Traditions at Odds explores the Pentateuch's literary influence on other biblical texts. There exist a number of content discrepancies between pentateuchal and non-pentateuchal texts that treat the same subject. Through a detailed analysis, the author argues that the discrepancies are not alterations of pentateuchal material, as is generally argued, but rather indications of independent traditions. Thus, much of biblical literature was written outside of the Pentateuch's purview. Corroborating evidence is found in literature from the Second Temple Period, which also exhibits a lack of conformity to the Pentateuch. After demonstrating this independence, this study explores its implications on the composition of biblical texts and the process of canonization.

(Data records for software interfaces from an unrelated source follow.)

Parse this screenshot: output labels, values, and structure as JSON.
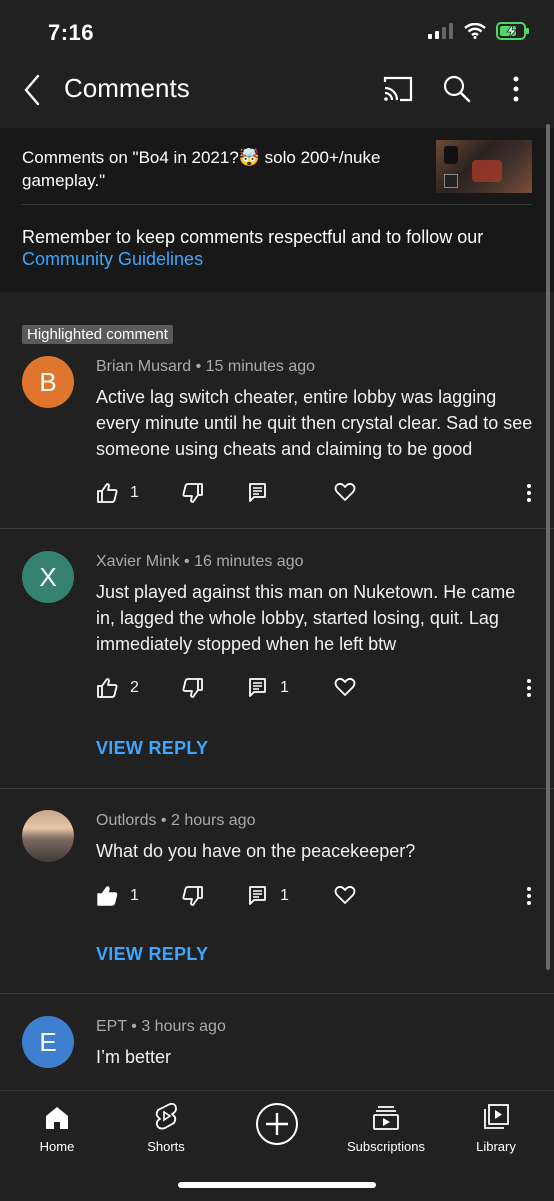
{
  "status": {
    "time": "7:16"
  },
  "header": {
    "title": "Comments"
  },
  "video": {
    "title_part1": "Comments on \"Bo4 in 2021?",
    "emoji": "🤯",
    "title_part2": " solo 200+/nuke gameplay.\""
  },
  "reminder": {
    "text": "Remember to keep comments respectful and to follow our",
    "link": "Community Guidelines"
  },
  "highlight_badge": "Highlighted comment",
  "comments": [
    {
      "initial": "B",
      "avatar_color": "#e0752d",
      "author": "Brian Musard",
      "time": "15 minutes ago",
      "text": "Active lag switch cheater, entire lobby was lagging every minute until he quit then crystal clear. Sad to see someone using cheats and claiming to be good",
      "likes": "1",
      "replies": ""
    },
    {
      "initial": "X",
      "avatar_color": "#35826e",
      "author": "Xavier Mink",
      "time": "16 minutes ago",
      "text": "Just played against this man on Nuketown. He came in, lagged the whole lobby, started losing, quit. Lag immediately stopped when he left btw",
      "likes": "2",
      "replies": "1",
      "view_reply": "VIEW REPLY"
    },
    {
      "initial": "",
      "avatar_color": "#8a6a5a",
      "author": "Outlords",
      "time": "2 hours ago",
      "text": "What do you have on the peacekeeper?",
      "likes": "1",
      "replies": "1",
      "view_reply": "VIEW REPLY"
    },
    {
      "initial": "E",
      "avatar_color": "#3f7fd0",
      "author": "EPT",
      "time": "3 hours ago",
      "text": "I’m better"
    }
  ],
  "nav": [
    {
      "label": "Home",
      "icon": "home-icon"
    },
    {
      "label": "Shorts",
      "icon": "shorts-icon"
    },
    {
      "label": "",
      "icon": "create-icon"
    },
    {
      "label": "Subscriptions",
      "icon": "subscriptions-icon"
    },
    {
      "label": "Library",
      "icon": "library-icon"
    }
  ]
}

Marked by an interdisciplinary approach, the study incorporates recent theoretical developments in literary and ideological criticism, as well as ritual, historiography and textual citation. It not only provides a broader base of study, but serves to address a deficiency in biblical studies: most studies of intertextuality operate with little theoretical grounding, while studies in ritual or historiography are based on models from the late 19th/early 20th centuries.